  7. Give yourself permission to take some time to think, plan, or regroup. If you are having to stop and regroup every other week, then there may be a fundamental flaw in your plan. Go back and look at the questions above, and see if any of the answers are different now that you've gotten your feet wet.

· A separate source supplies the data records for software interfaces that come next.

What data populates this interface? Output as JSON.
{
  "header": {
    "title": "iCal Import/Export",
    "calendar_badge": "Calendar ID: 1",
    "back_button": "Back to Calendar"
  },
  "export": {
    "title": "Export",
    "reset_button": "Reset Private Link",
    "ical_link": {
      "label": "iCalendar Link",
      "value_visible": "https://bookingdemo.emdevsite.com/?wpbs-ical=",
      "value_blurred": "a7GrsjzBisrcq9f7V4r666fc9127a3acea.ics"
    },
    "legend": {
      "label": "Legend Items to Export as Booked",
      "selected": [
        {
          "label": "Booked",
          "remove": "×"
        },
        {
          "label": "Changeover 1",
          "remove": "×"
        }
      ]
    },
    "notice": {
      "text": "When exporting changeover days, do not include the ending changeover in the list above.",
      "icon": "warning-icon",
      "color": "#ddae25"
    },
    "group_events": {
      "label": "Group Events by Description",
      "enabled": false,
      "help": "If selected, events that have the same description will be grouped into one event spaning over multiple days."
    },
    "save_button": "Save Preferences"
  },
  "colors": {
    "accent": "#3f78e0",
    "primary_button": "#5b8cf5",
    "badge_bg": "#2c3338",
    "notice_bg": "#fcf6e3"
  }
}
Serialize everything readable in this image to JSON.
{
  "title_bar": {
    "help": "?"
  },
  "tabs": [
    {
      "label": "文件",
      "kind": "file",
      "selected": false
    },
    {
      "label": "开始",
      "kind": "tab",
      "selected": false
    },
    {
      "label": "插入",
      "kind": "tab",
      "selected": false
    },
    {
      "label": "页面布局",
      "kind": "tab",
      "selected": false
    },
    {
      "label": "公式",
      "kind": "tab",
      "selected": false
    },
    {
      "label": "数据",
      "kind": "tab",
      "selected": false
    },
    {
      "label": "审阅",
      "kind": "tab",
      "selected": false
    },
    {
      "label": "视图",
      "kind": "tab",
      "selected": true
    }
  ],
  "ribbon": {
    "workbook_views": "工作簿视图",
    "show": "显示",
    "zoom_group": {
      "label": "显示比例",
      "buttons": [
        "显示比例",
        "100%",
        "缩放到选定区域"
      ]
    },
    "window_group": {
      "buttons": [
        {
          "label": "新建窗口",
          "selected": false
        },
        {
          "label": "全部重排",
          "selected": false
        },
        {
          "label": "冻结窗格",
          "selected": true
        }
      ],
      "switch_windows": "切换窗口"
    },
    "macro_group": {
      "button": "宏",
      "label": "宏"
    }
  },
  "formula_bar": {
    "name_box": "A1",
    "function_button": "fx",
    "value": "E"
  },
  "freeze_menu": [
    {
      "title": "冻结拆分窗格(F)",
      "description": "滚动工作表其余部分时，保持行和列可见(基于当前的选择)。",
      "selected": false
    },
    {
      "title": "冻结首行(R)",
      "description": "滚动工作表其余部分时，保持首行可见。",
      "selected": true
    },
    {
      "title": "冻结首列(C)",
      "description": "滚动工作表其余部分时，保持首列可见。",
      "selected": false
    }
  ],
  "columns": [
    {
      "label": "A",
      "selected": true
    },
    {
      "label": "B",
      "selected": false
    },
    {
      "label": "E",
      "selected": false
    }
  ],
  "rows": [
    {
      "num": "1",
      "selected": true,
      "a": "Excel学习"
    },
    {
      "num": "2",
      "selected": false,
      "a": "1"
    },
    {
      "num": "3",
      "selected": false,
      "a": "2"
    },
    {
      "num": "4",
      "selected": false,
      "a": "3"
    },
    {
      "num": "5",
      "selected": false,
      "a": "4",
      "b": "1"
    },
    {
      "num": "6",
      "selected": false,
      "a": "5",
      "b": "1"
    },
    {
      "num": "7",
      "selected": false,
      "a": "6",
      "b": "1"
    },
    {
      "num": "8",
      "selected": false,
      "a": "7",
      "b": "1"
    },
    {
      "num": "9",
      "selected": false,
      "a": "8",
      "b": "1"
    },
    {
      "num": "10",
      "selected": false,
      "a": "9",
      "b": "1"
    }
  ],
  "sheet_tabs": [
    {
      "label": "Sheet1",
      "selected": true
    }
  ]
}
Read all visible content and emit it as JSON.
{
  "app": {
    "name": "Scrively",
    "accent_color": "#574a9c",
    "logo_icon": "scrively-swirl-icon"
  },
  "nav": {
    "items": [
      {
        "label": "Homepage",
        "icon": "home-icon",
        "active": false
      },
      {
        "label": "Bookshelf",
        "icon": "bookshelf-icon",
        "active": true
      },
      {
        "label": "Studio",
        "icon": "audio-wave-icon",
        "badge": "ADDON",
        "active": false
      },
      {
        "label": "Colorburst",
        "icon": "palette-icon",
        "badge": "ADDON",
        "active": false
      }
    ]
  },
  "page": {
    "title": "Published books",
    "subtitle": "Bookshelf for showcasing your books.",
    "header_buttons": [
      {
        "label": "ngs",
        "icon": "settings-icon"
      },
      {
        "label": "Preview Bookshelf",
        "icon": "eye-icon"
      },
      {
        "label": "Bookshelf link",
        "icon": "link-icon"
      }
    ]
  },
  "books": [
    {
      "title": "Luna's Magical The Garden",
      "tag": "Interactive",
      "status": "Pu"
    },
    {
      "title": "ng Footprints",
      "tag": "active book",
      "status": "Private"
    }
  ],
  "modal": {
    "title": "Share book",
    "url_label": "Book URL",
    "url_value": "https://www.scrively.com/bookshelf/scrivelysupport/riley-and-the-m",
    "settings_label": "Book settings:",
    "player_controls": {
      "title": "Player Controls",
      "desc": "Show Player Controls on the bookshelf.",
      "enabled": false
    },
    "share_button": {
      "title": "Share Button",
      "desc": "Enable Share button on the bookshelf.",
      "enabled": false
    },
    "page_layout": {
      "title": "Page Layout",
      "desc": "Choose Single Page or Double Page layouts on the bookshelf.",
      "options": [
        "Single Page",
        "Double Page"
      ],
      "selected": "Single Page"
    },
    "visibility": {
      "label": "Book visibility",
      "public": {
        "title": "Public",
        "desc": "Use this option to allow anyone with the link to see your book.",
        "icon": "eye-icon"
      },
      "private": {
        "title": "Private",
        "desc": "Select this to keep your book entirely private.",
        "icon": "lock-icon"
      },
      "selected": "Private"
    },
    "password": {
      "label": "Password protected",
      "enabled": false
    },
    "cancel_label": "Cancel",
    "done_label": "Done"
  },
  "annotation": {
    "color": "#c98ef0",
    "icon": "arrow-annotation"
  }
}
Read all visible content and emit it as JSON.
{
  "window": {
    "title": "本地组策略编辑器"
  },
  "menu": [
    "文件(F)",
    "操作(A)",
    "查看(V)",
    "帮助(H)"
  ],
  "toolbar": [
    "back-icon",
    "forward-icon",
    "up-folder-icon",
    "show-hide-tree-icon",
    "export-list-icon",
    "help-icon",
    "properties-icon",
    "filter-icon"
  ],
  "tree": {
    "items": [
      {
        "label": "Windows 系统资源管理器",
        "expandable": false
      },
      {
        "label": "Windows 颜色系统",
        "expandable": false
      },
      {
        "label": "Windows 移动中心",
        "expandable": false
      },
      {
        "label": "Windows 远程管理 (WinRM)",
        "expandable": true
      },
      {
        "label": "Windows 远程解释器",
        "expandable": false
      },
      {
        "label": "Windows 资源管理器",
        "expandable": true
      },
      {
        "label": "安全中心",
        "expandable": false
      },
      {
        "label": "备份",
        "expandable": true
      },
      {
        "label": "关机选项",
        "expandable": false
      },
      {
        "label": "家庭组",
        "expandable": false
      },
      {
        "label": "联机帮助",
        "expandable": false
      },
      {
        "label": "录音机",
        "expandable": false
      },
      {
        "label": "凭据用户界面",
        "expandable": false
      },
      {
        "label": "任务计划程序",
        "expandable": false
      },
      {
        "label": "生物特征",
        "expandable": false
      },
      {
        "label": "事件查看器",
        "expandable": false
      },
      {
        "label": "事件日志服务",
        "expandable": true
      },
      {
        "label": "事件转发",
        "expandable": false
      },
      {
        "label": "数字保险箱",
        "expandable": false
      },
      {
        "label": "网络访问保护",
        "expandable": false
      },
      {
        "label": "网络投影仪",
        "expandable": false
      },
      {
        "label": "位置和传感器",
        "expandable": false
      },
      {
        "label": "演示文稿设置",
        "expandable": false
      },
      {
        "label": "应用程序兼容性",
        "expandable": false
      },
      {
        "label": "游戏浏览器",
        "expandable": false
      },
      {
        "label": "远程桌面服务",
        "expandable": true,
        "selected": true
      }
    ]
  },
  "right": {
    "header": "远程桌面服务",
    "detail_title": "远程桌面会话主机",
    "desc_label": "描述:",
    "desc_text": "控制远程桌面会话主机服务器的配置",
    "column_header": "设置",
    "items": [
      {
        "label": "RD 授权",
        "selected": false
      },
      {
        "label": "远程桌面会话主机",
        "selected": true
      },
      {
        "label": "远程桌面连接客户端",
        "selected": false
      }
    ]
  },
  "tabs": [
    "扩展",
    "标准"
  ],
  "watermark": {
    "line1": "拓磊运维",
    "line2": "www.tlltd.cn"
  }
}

  8. Communicate clearly to friends and family that homeschooling is a top priority. Homeschooling is where you will spend most of your time and energy. You may need to spend money on computers, books, high speed internet, and other tools of learning. Your time will be spent overseeing your child's learning, taking them on field trips, answering questions and discussing the realities of life with them. It's OK to tell relatives about your new schedule and ask them not to call or visit during school hours. Invite them to go with you on field trips or take an art class with their grandchild. It's also fine to tell them you'd prefer they buy more useful gifts for your kids, such as gift cards for their favorite book store or hobby shop. If you want your family and friends to think home education is important, then clearly communicate this to them and don't apologize. Expect them to respect your choices.

We can't afford to pretend that life doesn't happen, or spend time complaining about it. Let's find ways to deal with it, to help each other in meaningful ways, and encourage each other to be realistic about the challenges of homeschooling.

What does your Homeschool Reality budget look like? Share in the comments below -